Children are naturally born risk takers, as it enables them to navigate in the world and support their development. Think of a baby beginning to walk; In the beginning they determine the risk as they use furniture and other supports to aid their walking, building their confidence and development the more they practice. They repeat the experience again and again and again, until they master those first few steps. They naturally take the risk to stand and wobble and then finally begin to move one foot in front of the other. The sense of achievement is huge and is celebrated and shared to all.

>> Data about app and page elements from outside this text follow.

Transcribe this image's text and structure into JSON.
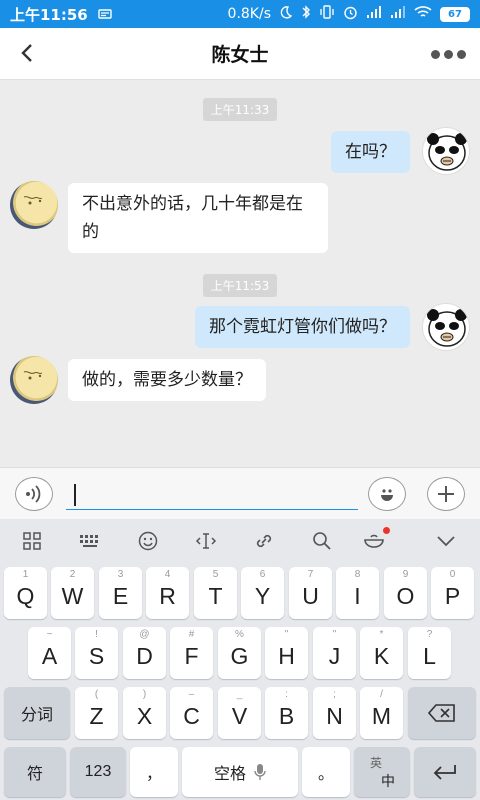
{
  "status_bar": {
    "time": "上午11:56",
    "net_speed": "0.8K/s",
    "battery": "67"
  },
  "header": {
    "back_icon": "chevron-left-icon",
    "title": "陈女士",
    "more_icon": "more-dots-icon"
  },
  "messages": [
    {
      "type": "time",
      "text": "上午11:33"
    },
    {
      "type": "out",
      "text": "在吗？",
      "avatar": "panda-avatar"
    },
    {
      "type": "in",
      "text": "不出意外的话，几十年都是在的",
      "avatar": "moon-avatar"
    },
    {
      "type": "time",
      "text": "上午11:53"
    },
    {
      "type": "out",
      "text": "那个霓虹灯管你们做吗？",
      "avatar": "panda-avatar"
    },
    {
      "type": "in",
      "text": "做的，需要多少数量？",
      "avatar": "moon-avatar"
    }
  ],
  "input_bar": {
    "voice_icon": "voice-icon",
    "value": "",
    "emoji_icon": "emoji-icon",
    "plus_icon": "plus-icon"
  },
  "keyboard": {
    "toolbar": [
      "grid-icon",
      "keyboard-icon",
      "emoji-icon",
      "cursor-icon",
      "link-icon",
      "search-icon",
      "sticker-icon",
      "collapse-icon"
    ],
    "row1": [
      {
        "hint": "1",
        "key": "Q"
      },
      {
        "hint": "2",
        "key": "W"
      },
      {
        "hint": "3",
        "key": "E"
      },
      {
        "hint": "4",
        "key": "R"
      },
      {
        "hint": "5",
        "key": "T"
      },
      {
        "hint": "6",
        "key": "Y"
      },
      {
        "hint": "7",
        "key": "U"
      },
      {
        "hint": "8",
        "key": "I"
      },
      {
        "hint": "9",
        "key": "O"
      },
      {
        "hint": "0",
        "key": "P"
      }
    ],
    "row2": [
      {
        "hint": "~",
        "key": "A"
      },
      {
        "hint": "!",
        "key": "S"
      },
      {
        "hint": "@",
        "key": "D"
      },
      {
        "hint": "#",
        "key": "F"
      },
      {
        "hint": "%",
        "key": "G"
      },
      {
        "hint": "\"",
        "key": "H"
      },
      {
        "hint": "\"",
        "key": "J"
      },
      {
        "hint": "*",
        "key": "K"
      },
      {
        "hint": "?",
        "key": "L"
      }
    ],
    "row3": [
      {
        "hint": "(",
        "key": "Z"
      },
      {
        "hint": ")",
        "key": "X"
      },
      {
        "hint": "–",
        "key": "C"
      },
      {
        "hint": "_",
        "key": "V"
      },
      {
        "hint": ":",
        "key": "B"
      },
      {
        "hint": ";",
        "key": "N"
      },
      {
        "hint": "/",
        "key": "M"
      }
    ],
    "fenci": "分词",
    "delete_icon": "backspace-icon",
    "fu": "符",
    "num": "123",
    "comma": "，",
    "space": "空格",
    "mic_icon": "mic-icon",
    "period": "。",
    "lang_en": "英",
    "lang_zh": "中",
    "enter_icon": "enter-icon"
  }
}
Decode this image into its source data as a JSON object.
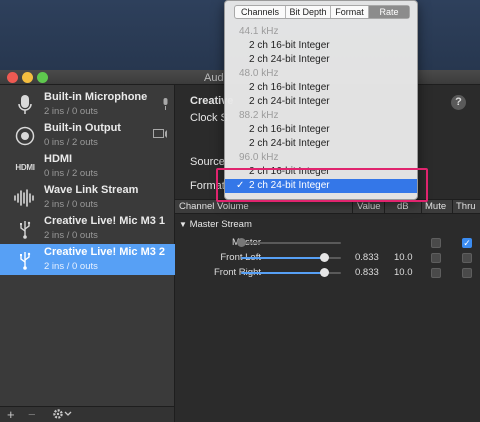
{
  "window": {
    "title": "Aud"
  },
  "sidebar": {
    "devices": [
      {
        "name": "Built-in Microphone",
        "io": "2 ins / 0 outs",
        "icon": "microphone-icon",
        "badge": "mic-icon"
      },
      {
        "name": "Built-in Output",
        "io": "0 ins / 2 outs",
        "icon": "speaker-icon",
        "badge": "screen-speaker-icon"
      },
      {
        "name": "HDMI",
        "io": "0 ins / 2 outs",
        "icon": "hdmi-icon"
      },
      {
        "name": "Wave Link Stream",
        "io": "2 ins / 0 outs",
        "icon": "waveform-icon"
      },
      {
        "name": "Creative Live! Mic M3 1",
        "io": "2 ins / 0 outs",
        "icon": "usb-icon"
      },
      {
        "name": "Creative Live! Mic M3 2",
        "io": "2 ins / 0 outs",
        "icon": "usb-icon",
        "selected": true
      }
    ],
    "add_label": "+",
    "remove_label": "−"
  },
  "main": {
    "device_title": "Creative",
    "clock_label": "Clock S",
    "source_label": "Source",
    "format_label": "Format",
    "help_label": "?"
  },
  "table": {
    "headers": {
      "channel_volume": "Channel Volume",
      "value": "Value",
      "db": "dB",
      "mute": "Mute",
      "thru": "Thru"
    },
    "group": "Master Stream",
    "rows": [
      {
        "label": "Master",
        "value": "",
        "db": "",
        "level": 0.0,
        "mute": false,
        "thru": true
      },
      {
        "label": "Front Left",
        "value": "0.833",
        "db": "10.0",
        "level": 0.833,
        "mute": false,
        "thru": false
      },
      {
        "label": "Front Right",
        "value": "0.833",
        "db": "10.0",
        "level": 0.833,
        "mute": false,
        "thru": false
      }
    ]
  },
  "popup": {
    "tabs": [
      "Channels",
      "Bit Depth",
      "Format",
      "Rate"
    ],
    "active_tab": "Rate",
    "items": [
      {
        "kind": "header",
        "text": "44.1 kHz"
      },
      {
        "kind": "option",
        "text": "2 ch 16-bit Integer"
      },
      {
        "kind": "option",
        "text": "2 ch 24-bit Integer"
      },
      {
        "kind": "header",
        "text": "48.0 kHz"
      },
      {
        "kind": "option",
        "text": "2 ch 16-bit Integer"
      },
      {
        "kind": "option",
        "text": "2 ch 24-bit Integer"
      },
      {
        "kind": "header",
        "text": "88.2 kHz"
      },
      {
        "kind": "option",
        "text": "2 ch 16-bit Integer"
      },
      {
        "kind": "option",
        "text": "2 ch 24-bit Integer"
      },
      {
        "kind": "header",
        "text": "96.0 kHz"
      },
      {
        "kind": "option",
        "text": "2 ch 16-bit Integer"
      },
      {
        "kind": "option",
        "text": "2 ch 24-bit Integer",
        "selected": true
      }
    ],
    "checkmark": "✓"
  },
  "colors": {
    "accent": "#57a0f5",
    "menu_selected": "#3477e8",
    "highlight": "#e0246e"
  }
}
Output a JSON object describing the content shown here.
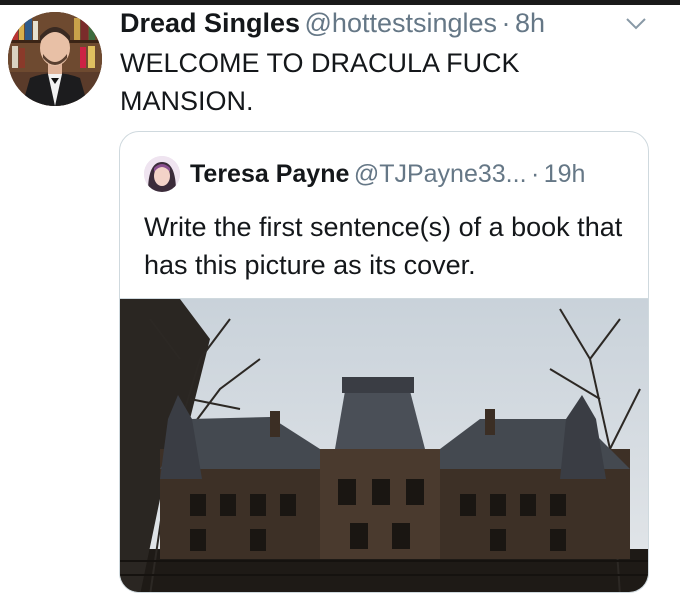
{
  "tweet": {
    "display_name": "Dread Singles",
    "handle": "@hottestsingles",
    "separator": "·",
    "time": "8h",
    "text": "WELCOME TO DRACULA FUCK MANSION."
  },
  "quoted_tweet": {
    "display_name": "Teresa Payne",
    "handle": "@TJPayne33...",
    "separator": "·",
    "time": "19h",
    "text": "Write the first sentence(s) of a book that has this picture as its cover."
  },
  "colors": {
    "text_primary": "#14171a",
    "text_secondary": "#657786",
    "border": "#cfd9de"
  },
  "icons": {
    "caret": "chevron-down-icon"
  }
}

This same desire to risk take continues as children grow, they want to engage in risky play as it enhances body awareness, confidence, resilience and critical thinking. It is fun, thrilling and the sense of achievement is huge when they finally figure out how to master the movement or have taken that leap of faith. But just like when they are learning to walk, they start with supports, holding a hand, using materials around them, climbing to the first rung, then the second. It is progress, hard work and determination over time that allows them to then finally jump from that great height, or climb up the slide or use the hand tools safely. Time is what allows children to engage in risky play safely.